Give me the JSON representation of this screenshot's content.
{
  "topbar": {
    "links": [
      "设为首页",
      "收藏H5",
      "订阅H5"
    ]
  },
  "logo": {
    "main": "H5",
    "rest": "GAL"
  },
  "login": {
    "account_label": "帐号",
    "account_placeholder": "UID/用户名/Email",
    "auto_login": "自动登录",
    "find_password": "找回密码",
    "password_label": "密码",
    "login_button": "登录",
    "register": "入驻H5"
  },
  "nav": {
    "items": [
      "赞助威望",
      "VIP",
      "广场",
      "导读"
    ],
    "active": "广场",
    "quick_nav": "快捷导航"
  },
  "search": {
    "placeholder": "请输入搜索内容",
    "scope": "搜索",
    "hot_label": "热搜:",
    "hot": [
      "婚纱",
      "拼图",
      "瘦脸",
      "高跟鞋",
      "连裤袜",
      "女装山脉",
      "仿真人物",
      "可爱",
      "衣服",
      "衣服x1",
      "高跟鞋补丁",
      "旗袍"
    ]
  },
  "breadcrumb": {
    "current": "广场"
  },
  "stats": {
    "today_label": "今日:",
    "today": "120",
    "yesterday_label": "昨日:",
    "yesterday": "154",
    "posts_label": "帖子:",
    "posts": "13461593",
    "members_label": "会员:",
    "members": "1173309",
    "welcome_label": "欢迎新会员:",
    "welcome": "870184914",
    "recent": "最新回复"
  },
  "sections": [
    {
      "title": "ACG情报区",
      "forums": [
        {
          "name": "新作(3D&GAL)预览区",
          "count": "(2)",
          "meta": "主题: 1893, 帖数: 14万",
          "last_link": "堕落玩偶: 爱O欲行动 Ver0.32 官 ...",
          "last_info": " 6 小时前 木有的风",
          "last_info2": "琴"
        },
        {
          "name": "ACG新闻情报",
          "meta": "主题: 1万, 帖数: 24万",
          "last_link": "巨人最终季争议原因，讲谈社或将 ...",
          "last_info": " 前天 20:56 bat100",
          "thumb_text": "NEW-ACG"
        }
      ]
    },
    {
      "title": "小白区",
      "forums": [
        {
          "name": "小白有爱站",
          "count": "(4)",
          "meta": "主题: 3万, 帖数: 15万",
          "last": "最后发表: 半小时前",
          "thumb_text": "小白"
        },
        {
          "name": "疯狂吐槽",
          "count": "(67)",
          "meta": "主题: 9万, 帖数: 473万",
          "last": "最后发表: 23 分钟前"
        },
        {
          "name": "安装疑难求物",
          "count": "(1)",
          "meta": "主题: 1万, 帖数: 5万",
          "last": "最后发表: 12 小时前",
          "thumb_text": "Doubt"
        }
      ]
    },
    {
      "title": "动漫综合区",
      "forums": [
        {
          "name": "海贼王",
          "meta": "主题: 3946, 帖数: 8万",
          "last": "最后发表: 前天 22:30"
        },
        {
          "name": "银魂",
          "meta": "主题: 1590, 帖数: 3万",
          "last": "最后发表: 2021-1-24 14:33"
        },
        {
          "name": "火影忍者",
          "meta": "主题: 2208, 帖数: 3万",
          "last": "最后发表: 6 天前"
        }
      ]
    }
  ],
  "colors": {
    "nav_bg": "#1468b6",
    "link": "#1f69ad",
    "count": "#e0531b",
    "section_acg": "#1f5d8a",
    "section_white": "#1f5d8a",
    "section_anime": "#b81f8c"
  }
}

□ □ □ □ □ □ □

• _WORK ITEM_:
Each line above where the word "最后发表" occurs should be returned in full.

• _RESULT FOR THIS EXERCISE_:
          "last": "最后发表: 半小时前",
          "last": "最后发表: 23 分钟前"
          "last": "最后发表: 12 小时前",
          "last": "最后发表: 前天 22:30"
          "last": "最后发表: 2021-1-24 14:33"
          "last": "最后发表: 6 天前"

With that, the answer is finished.